The industry seems to lack a clear insight as to what the user needs are, or a philosophical compass that will help understand why certain services are successful. A good example of this is presence, which is normally part of an availability solution. The naive approach is that the fixed IM presence should translate straight to mobile. But if presence is really a sign of availability, and thus a signal of "I'm at my PC, not eating dinner or bathing the kids", there's no certainty that the model will translate to mobile. Instead, you would build a different availability model -- maybe a "request to call me" function instead.
A deeper concern, raised by Dr John Waclawsky, Chief Software Architect of Motorola, is that the real value is shifting from connecting people (which the Internet does very well too) to connecting personal devices (where the Internet is relatively weak). If my light switch wants to talk to my lightbulb, or my thermostat to my boiler, why does an ISP need to get involved? If he is right, IMS will arrive just in time to miss the next great wave of computing technology.
IMS standards are already fragmented, with different initiatives coming from the fixed and mobile worlds, as well as specific vendors and customers pressing ahead with partial implementations to solve immediate problems. The situation on handsets is cause for concern. The network may be ready, but it takes time to penetrate the handset base and software configuration management of an unproven technology is hard. How will carriers manage handset software updates? What are the real advantages over "pure SIP", which is already widely deployed? What if the user is roaming onto their home broadband connection and QoS guarantees no longer apply?
There is considerable uncertainty and disagreement as to what the role of IMS is in the Enterprise market (if any). The vendors are pushing this as a possibility; members of the audience were pushing back equally hard.

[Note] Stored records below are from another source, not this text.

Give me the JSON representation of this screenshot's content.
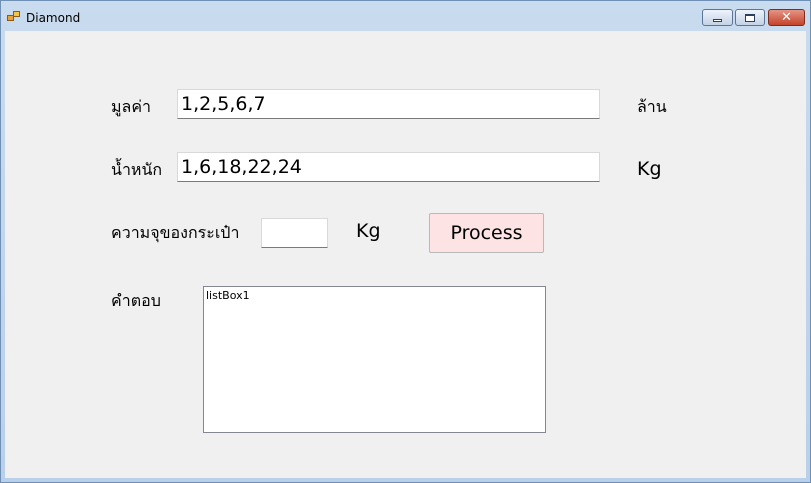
{
  "window": {
    "title": "Diamond"
  },
  "form": {
    "value_label": "มูลค่า",
    "value_input": "1,2,5,6,7",
    "value_unit": "ล้าน",
    "weight_label": "น้ำหนัก",
    "weight_input": "1,6,18,22,24",
    "weight_unit": "Kg",
    "capacity_label": "ความจุของกระเป๋า",
    "capacity_input": "",
    "capacity_unit": "Kg",
    "process_button": "Process",
    "answer_label": "คำตอบ",
    "answer_list": [
      "listBox1"
    ]
  },
  "colors": {
    "button_bg": "#fde3e3",
    "client_bg": "#f0f0f0"
  },
  "icons": [
    "app-icon",
    "minimize-icon",
    "maximize-icon",
    "close-icon"
  ]
}
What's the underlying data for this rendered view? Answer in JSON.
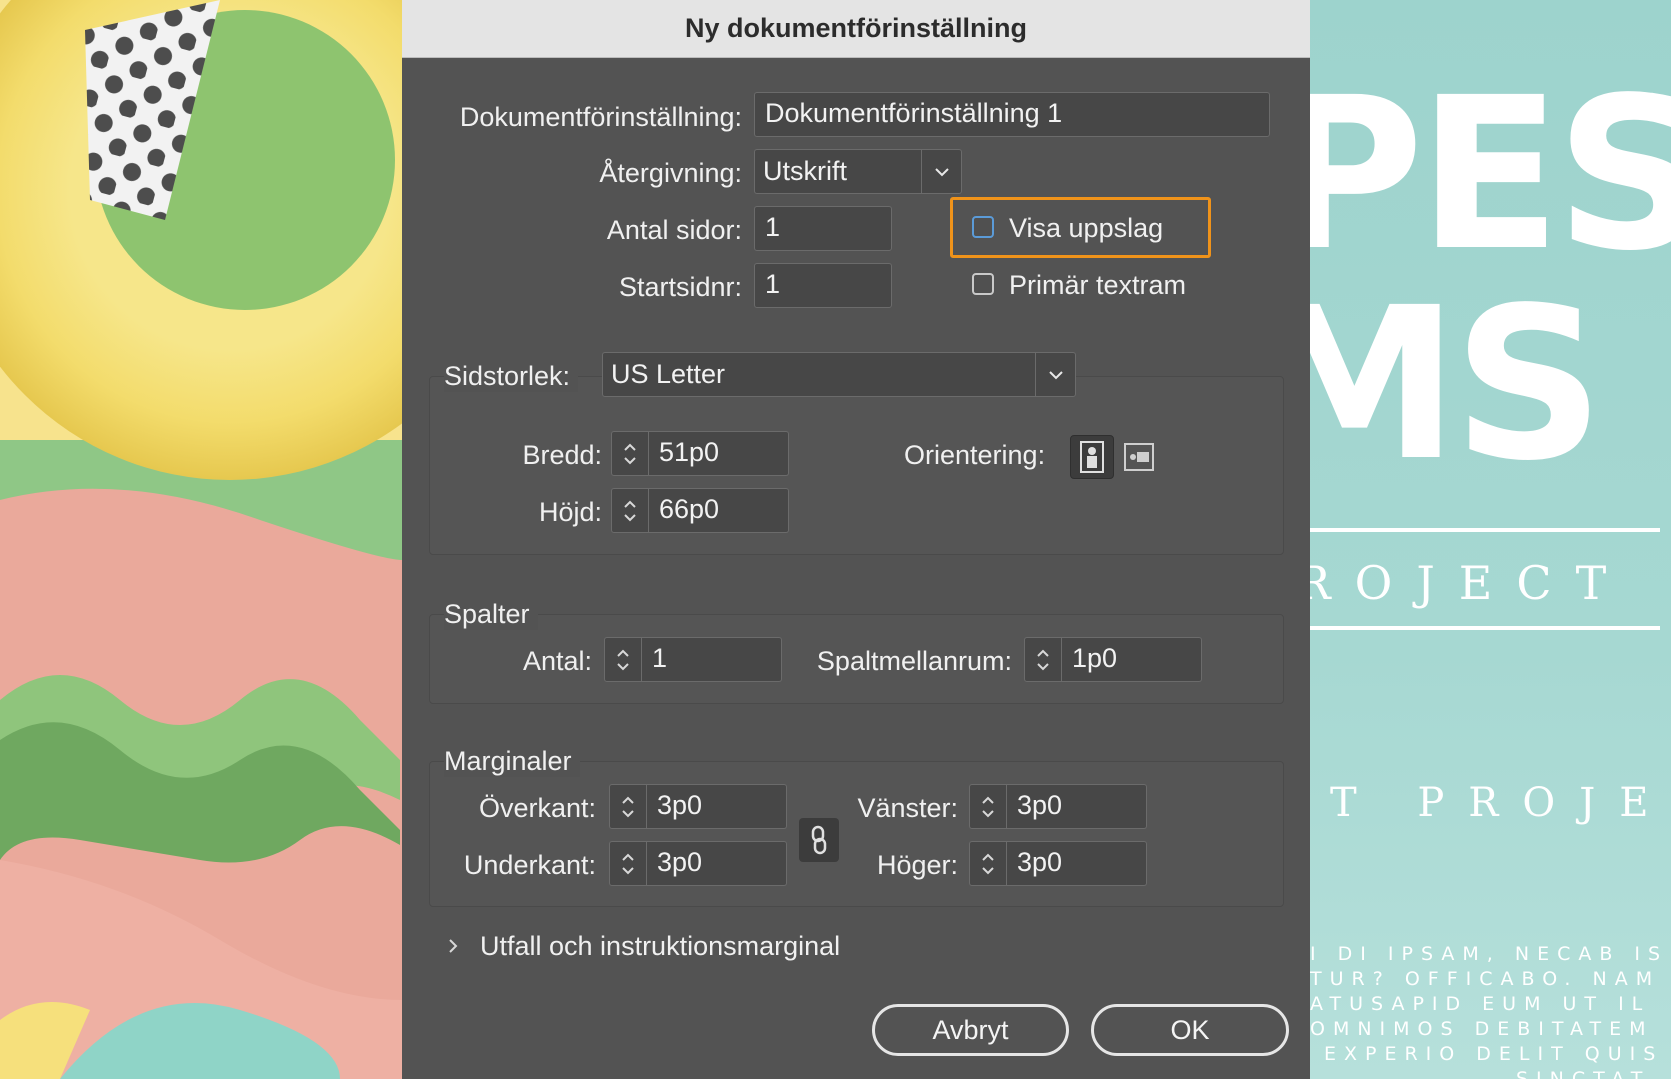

Perhaps the biggest problem is simply one of marketing and perception. IMS needs to be more clearly positioned as what it is: delivering the IN vision on IP technology in a way that more plausibly enables feature development using commodity IT tools. Some parts of the voice and messaging business, like premium rate calls and short code SMS, are doing very well. No Internet player is coming close to threatening these revenue streams. IMS looks likely to be the underpinning technology for these in future.
One of the most telling (if brutally blunt) comments came from the Voice & Messaging breakout of the parallel Telco 2.0 brainstorm:
“It is interesting to see the huge gap between the people in the IMS conference and the Telco 2.0 conference. We need to ensure the engineers get brought down to earth and listen to the market - I think many are them are still on planet Zog.”
Ultimately, IMS architects and network equipment vendors can't be expected to solve the structural business problems that operators face. As the sages in the room pointed out:
"I think the main advantage that internet start ups have is that they don't have the money or the time to continue talking without acting"
"This is about on industry that need to re-invent it self. ... IMS alone can't address a systemic problem with Telcos as currently structured."
The Editor, IMS Insider
Monday, October 09, 2006
We generated nearly 50 pages of 'user-generated content' (verbatim input from the audience via our 'Mindshare' collaborative technology). We're currently analysing this. But for those who weren't at the event, or would like a summary, have a look at Dean's thoughts here:
The IMS Insider Report (out later in the month) will provide a full and thorough analysis. Subscribe here.
The Editor, IMS Insider